Read 1 Book a Month With a Different Friend
Ask a different friend to read a book with you each month. Give them a heads up and be sure to ask if the month you have in mind is good for their schedule. Some of my friends are in school and others have intense seasons at work, so I am careful to consider these things when asking them to read with me. Let them choose the book and request that it is something neither of you have read before and that they think you’ll both enjoy.
Start a Mind-Blowing Book Club
Book clubs don’t need to be overwhelming. I’ve been a part of book clubs that meet once a month and barely anyone managed to read the book. Now that we meet together once a season, everyone comes to book club prepared and energized. Whether your book club is with friends, at church or with work colleagues, you’ll start to build a collective consciousness and camaraderie with other minds. These bonds only strengthen over time. Read more HERE.
Find a Reading Partner (or 3)
I have a few friends I regularly read books with. My friend Bethany and I are the most consistent. We read one book a month together on topics that interest both of us. So far we have read fiction together, parenting books, and books on business and entrepreneurship. It’s comforting to know I’ll have someone to talk to about what I’m reading at the end of a book. Whether it’s once in a blue moon or on a consistent basis, this is the greatest gift a friend could give me because it means they want to explore the world of ideas with me and grow together. Read more HERE.
Give Your Friends Books Instead of Birthday Cards
Most birthday cards these days are $4 or $5 and you can often send your friend a Kindle book for that same amount or less. If you want to send a physical book, then you’ll probably only pay around $10 to do it. Books are by far the best gift you can give, especially if you have read the selection yourself or your willing to read it with a friend. You’re not just giving a book, but your giving a piece of yourself and an experience. My friend Bethanie reads books and then pays a few bucks to send them to friends she thinks will appreciate them. She even includes beautifully written personal notes on the inside cover. Books are by far my favorite gifts to receive and to give.
As much as I would love for all of these conversations to happen in the presence of my friends and family so that we can make eye contact and really connect, I will settle for an actual phone call when a cup of coffee is not possible.

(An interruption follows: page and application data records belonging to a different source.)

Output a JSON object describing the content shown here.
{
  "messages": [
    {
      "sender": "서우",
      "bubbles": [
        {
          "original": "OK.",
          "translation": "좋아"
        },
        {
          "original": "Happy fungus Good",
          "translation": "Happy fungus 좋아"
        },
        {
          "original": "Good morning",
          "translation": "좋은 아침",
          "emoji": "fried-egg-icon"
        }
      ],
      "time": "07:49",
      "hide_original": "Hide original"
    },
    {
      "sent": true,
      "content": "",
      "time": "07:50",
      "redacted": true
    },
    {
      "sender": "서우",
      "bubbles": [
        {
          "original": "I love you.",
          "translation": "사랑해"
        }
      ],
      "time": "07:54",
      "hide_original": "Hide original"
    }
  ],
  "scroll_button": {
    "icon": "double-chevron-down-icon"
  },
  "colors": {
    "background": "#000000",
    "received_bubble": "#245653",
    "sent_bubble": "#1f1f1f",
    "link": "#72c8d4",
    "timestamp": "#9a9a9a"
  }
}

So tell me, how do you use books to connect with friends? What else can I add to my list?